EXERCISE BRIEF:
Could you write out the listing below again, exactly?

[SUPPLIED MATERIAL Boundary: Start]

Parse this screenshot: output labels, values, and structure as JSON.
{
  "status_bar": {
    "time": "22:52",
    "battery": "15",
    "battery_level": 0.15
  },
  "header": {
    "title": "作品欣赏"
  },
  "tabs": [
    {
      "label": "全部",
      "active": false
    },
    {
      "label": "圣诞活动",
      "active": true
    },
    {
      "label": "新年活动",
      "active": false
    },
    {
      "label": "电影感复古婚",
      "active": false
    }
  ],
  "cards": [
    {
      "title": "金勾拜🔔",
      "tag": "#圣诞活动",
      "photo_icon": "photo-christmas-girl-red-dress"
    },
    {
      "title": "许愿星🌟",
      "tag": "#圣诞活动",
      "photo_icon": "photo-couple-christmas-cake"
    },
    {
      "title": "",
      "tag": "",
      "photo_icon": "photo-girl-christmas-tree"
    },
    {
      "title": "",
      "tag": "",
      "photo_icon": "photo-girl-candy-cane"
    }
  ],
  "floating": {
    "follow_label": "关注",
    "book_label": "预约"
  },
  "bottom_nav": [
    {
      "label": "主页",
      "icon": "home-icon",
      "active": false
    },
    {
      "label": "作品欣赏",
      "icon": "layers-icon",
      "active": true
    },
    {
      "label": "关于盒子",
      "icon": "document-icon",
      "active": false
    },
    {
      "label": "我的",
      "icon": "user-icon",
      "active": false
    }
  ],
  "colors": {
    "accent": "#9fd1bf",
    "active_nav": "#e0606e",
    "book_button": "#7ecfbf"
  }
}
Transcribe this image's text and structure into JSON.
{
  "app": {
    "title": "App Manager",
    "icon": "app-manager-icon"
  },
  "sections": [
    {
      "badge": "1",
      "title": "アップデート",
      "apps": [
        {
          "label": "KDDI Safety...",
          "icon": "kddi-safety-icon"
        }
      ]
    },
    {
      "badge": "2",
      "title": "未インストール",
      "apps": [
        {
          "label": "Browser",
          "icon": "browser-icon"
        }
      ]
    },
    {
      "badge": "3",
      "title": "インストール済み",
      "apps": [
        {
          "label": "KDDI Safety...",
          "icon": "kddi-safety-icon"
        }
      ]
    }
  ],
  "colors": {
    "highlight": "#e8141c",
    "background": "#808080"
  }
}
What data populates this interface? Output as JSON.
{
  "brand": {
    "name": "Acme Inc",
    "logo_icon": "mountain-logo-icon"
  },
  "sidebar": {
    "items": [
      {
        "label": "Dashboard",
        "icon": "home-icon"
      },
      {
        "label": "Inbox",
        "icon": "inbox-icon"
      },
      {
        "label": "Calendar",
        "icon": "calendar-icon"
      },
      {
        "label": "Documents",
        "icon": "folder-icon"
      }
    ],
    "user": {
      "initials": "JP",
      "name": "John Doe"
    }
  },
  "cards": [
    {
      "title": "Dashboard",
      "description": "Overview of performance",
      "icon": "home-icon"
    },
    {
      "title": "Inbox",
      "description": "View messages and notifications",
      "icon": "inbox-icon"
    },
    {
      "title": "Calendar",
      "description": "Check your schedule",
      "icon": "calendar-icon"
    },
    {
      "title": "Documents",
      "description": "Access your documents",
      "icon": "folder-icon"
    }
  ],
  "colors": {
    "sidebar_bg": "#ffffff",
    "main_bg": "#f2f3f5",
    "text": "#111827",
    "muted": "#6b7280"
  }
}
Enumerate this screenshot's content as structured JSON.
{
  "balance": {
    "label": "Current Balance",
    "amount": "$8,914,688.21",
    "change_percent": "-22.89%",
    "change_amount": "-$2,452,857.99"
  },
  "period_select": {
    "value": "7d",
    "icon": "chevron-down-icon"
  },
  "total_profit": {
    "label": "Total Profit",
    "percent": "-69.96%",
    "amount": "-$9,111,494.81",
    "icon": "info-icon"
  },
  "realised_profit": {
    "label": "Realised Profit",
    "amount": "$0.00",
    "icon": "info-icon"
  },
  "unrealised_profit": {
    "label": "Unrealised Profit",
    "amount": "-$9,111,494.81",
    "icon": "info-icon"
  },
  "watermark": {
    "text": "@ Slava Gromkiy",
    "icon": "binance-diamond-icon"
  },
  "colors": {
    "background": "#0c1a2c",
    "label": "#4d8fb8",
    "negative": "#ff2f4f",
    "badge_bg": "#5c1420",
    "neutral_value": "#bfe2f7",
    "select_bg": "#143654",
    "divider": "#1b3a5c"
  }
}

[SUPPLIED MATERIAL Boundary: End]

TASK ANSWER:
Parse this screenshot: output labels, values, and structure as JSON.
{
  "status_bar": {
    "time": "22:52",
    "battery": "15",
    "battery_level": 0.15
  },
  "header": {
    "title": "作品欣赏"
  },
  "tabs": [
    {
      "label": "全部",
      "active": false
    },
    {
      "label": "圣诞活动",
      "active": true
    },
    {
      "label": "新年活动",
      "active": false
    },
    {
      "label": "电影感复古婚",
      "active": false
    }
  ],
  "cards": [
    {
      "title": "金勾拜🔔",
      "tag": "#圣诞活动",
      "photo_icon": "photo-christmas-girl-red-dress"
    },
    {
      "title": "许愿星🌟",
      "tag": "#圣诞活动",
      "photo_icon": "photo-couple-christmas-cake"
    },
    {
      "title": "",
      "tag": "",
      "photo_icon": "photo-girl-christmas-tree"
    },
    {
      "title": "",
      "tag": "",
      "photo_icon": "photo-girl-candy-cane"
    }
  ],
  "floating": {
    "follow_label": "关注",
    "book_label": "预约"
  },
  "bottom_nav": [
    {
      "label": "主页",
      "icon": "home-icon",
      "active": false
    },
    {
      "label": "作品欣赏",
      "icon": "layers-icon",
      "active": true
    },
    {
      "label": "关于盒子",
      "icon": "document-icon",
      "active": false
    },
    {
      "label": "我的",
      "icon": "user-icon",
      "active": false
    }
  ],
  "colors": {
    "accent": "#9fd1bf",
    "active_nav": "#e0606e",
    "book_button": "#7ecfbf"
  }
}
Transcribe this image's text and structure into JSON.
{
  "app": {
    "title": "App Manager",
    "icon": "app-manager-icon"
  },
  "sections": [
    {
      "badge": "1",
      "title": "アップデート",
      "apps": [
        {
          "label": "KDDI Safety...",
          "icon": "kddi-safety-icon"
        }
      ]
    },
    {
      "badge": "2",
      "title": "未インストール",
      "apps": [
        {
          "label": "Browser",
          "icon": "browser-icon"
        }
      ]
    },
    {
      "badge": "3",
      "title": "インストール済み",
      "apps": [
        {
          "label": "KDDI Safety...",
          "icon": "kddi-safety-icon"
        }
      ]
    }
  ],
  "colors": {
    "highlight": "#e8141c",
    "background": "#808080"
  }
}
What data populates this interface? Output as JSON.
{
  "brand": {
    "name": "Acme Inc",
    "logo_icon": "mountain-logo-icon"
  },
  "sidebar": {
    "items": [
      {
        "label": "Dashboard",
        "icon": "home-icon"
      },
      {
        "label": "Inbox",
        "icon": "inbox-icon"
      },
      {
        "label": "Calendar",
        "icon": "calendar-icon"
      },
      {
        "label": "Documents",
        "icon": "folder-icon"
      }
    ],
    "user": {
      "initials": "JP",
      "name": "John Doe"
    }
  },
  "cards": [
    {
      "title": "Dashboard",
      "description": "Overview of performance",
      "icon": "home-icon"
    },
    {
      "title": "Inbox",
      "description": "View messages and notifications",
      "icon": "inbox-icon"
    },
    {
      "title": "Calendar",
      "description": "Check your schedule",
      "icon": "calendar-icon"
    },
    {
      "title": "Documents",
      "description": "Access your documents",
      "icon": "folder-icon"
    }
  ],
  "colors": {
    "sidebar_bg": "#ffffff",
    "main_bg": "#f2f3f5",
    "text": "#111827",
    "muted": "#6b7280"
  }
}
Enumerate this screenshot's content as structured JSON.
{
  "balance": {
    "label": "Current Balance",
    "amount": "$8,914,688.21",
    "change_percent": "-22.89%",
    "change_amount": "-$2,452,857.99"
  },
  "period_select": {
    "value": "7d",
    "icon": "chevron-down-icon"
  },
  "total_profit": {
    "label": "Total Profit",
    "percent": "-69.96%",
    "amount": "-$9,111,494.81",
    "icon": "info-icon"
  },
  "realised_profit": {
    "label": "Realised Profit",
    "amount": "$0.00",
    "icon": "info-icon"
  },
  "unrealised_profit": {
    "label": "Unrealised Profit",
    "amount": "-$9,111,494.81",
    "icon": "info-icon"
  },
  "watermark": {
    "text": "@ Slava Gromkiy",
    "icon": "binance-diamond-icon"
  },
  "colors": {
    "background": "#0c1a2c",
    "label": "#4d8fb8",
    "negative": "#ff2f4f",
    "badge_bg": "#5c1420",
    "neutral_value": "#bfe2f7",
    "select_bg": "#143654",
    "divider": "#1b3a5c"
  }
}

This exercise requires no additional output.